[[ INFORMATION GIVEN open ]]

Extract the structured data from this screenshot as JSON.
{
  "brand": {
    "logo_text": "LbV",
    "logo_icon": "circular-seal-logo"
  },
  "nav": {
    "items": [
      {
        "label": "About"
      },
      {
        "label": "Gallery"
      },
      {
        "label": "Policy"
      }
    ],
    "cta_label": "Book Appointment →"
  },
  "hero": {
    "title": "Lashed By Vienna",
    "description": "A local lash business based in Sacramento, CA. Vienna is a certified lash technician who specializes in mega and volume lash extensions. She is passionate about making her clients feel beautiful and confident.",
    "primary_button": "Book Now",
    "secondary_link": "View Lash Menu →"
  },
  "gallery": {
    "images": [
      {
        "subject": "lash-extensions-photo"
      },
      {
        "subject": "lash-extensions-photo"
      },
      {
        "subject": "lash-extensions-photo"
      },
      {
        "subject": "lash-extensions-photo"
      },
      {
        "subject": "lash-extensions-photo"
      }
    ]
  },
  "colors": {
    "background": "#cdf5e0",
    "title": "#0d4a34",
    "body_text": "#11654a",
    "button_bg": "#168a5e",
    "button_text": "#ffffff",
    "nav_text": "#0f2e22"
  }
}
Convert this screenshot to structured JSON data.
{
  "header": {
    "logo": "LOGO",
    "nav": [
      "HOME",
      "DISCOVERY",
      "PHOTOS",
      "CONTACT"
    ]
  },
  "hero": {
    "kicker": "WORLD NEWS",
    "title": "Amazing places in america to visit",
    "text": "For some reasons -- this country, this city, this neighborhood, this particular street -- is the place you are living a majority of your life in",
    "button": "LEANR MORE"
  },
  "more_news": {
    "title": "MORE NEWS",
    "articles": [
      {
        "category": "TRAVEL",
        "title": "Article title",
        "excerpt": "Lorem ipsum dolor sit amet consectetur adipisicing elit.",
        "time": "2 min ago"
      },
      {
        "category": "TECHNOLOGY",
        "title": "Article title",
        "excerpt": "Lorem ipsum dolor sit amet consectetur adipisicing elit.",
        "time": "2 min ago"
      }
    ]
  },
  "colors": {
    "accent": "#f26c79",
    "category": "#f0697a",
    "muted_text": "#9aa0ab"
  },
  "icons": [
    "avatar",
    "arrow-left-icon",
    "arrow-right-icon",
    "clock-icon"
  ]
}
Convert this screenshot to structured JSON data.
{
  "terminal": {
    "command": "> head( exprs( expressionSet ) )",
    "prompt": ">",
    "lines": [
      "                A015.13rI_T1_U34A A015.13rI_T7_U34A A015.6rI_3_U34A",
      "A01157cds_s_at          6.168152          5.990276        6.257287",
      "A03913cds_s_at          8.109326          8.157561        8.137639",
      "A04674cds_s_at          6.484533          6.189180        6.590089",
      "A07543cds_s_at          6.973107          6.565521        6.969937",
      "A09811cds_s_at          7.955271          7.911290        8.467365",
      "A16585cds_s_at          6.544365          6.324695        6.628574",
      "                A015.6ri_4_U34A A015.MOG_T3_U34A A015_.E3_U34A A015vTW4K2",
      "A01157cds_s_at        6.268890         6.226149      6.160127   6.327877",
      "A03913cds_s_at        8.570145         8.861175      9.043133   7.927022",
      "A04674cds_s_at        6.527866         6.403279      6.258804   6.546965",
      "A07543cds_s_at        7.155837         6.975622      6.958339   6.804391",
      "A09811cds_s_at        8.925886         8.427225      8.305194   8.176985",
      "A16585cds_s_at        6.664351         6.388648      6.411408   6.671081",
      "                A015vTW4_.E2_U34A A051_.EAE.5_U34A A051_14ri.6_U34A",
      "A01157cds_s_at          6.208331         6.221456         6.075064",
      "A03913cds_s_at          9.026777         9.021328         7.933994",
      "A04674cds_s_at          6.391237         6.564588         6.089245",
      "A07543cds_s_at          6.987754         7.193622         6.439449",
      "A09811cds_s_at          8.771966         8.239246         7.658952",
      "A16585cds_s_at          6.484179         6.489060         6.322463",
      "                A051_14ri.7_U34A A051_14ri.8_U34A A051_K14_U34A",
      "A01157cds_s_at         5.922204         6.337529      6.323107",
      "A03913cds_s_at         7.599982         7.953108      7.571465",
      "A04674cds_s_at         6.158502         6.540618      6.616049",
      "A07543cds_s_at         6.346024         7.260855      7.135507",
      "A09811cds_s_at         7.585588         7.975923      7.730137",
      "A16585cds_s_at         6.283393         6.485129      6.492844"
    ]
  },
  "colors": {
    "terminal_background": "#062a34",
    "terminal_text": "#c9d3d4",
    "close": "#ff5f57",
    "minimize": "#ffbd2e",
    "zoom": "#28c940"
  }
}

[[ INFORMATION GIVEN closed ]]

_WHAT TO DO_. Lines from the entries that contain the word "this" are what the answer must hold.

_EXERCISE OUTPUT_.
Extract the structured data from this screenshot as JSON.
Convert this screenshot to structured JSON data.
    "text": "For some reasons -- this country, this city, this neighborhood, this particular street -- is the place you are living a majority of your life in",
Convert this screenshot to structured JSON data.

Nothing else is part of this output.